What to work on:
Extract all lines that hold "Search" from the records below.
=== Material for this task ===
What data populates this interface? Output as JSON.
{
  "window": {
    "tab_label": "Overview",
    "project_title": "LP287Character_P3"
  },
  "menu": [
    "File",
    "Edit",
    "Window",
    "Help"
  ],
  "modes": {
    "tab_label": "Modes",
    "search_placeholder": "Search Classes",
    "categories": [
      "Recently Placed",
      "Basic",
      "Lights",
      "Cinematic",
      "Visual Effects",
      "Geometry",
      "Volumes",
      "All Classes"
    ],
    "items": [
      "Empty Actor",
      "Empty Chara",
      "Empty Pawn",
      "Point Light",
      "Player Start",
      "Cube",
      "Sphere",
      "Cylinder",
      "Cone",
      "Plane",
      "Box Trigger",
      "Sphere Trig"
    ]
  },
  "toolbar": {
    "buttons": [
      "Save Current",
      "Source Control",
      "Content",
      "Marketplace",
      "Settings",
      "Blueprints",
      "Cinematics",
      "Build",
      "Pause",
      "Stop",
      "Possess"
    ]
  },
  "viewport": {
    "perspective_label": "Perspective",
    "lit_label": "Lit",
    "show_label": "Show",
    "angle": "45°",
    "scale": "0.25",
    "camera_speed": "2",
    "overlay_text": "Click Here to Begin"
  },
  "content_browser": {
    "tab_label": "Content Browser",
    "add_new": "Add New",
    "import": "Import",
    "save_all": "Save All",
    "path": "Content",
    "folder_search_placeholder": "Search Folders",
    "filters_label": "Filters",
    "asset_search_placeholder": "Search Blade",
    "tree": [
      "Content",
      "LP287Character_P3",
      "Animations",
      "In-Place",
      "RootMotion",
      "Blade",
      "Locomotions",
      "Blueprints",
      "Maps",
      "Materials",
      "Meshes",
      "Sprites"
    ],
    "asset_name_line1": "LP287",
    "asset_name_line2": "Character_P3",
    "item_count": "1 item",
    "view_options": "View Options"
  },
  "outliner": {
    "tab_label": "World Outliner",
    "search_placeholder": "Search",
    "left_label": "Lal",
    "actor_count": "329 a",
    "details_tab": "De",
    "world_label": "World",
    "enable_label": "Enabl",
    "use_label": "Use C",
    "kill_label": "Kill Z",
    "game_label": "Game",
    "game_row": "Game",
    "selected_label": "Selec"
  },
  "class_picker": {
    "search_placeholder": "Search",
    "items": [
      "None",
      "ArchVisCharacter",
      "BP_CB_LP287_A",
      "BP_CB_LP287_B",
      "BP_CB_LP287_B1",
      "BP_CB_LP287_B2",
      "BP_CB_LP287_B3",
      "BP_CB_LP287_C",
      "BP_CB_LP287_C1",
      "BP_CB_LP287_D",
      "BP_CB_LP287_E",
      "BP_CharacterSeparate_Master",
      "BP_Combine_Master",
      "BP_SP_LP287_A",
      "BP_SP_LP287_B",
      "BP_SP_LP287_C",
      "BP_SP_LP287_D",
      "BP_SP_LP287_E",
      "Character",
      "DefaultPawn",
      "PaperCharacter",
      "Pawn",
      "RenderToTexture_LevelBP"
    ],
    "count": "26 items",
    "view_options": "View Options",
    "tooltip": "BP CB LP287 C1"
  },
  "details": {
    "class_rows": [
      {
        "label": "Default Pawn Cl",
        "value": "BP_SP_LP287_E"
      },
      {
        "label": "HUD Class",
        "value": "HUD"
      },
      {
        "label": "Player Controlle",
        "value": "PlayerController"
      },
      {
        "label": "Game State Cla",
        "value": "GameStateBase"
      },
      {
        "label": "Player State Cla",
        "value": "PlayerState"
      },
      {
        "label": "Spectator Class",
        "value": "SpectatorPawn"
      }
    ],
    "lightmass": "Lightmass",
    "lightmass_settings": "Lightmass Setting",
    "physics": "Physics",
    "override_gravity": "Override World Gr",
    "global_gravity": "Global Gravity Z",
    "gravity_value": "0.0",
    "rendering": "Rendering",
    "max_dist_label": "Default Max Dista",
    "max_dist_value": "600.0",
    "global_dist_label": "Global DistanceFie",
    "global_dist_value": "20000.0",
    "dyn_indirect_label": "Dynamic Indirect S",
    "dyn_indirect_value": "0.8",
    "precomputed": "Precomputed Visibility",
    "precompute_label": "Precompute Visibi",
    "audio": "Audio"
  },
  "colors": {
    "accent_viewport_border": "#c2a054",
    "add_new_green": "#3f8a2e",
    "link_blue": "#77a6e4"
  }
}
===
Answer section:
    "search_placeholder": "Search Classes",
    "folder_search_placeholder": "Search Folders",
    "asset_search_placeholder": "Search Blade",
    "search_placeholder": "Search",
    "search_placeholder": "Search",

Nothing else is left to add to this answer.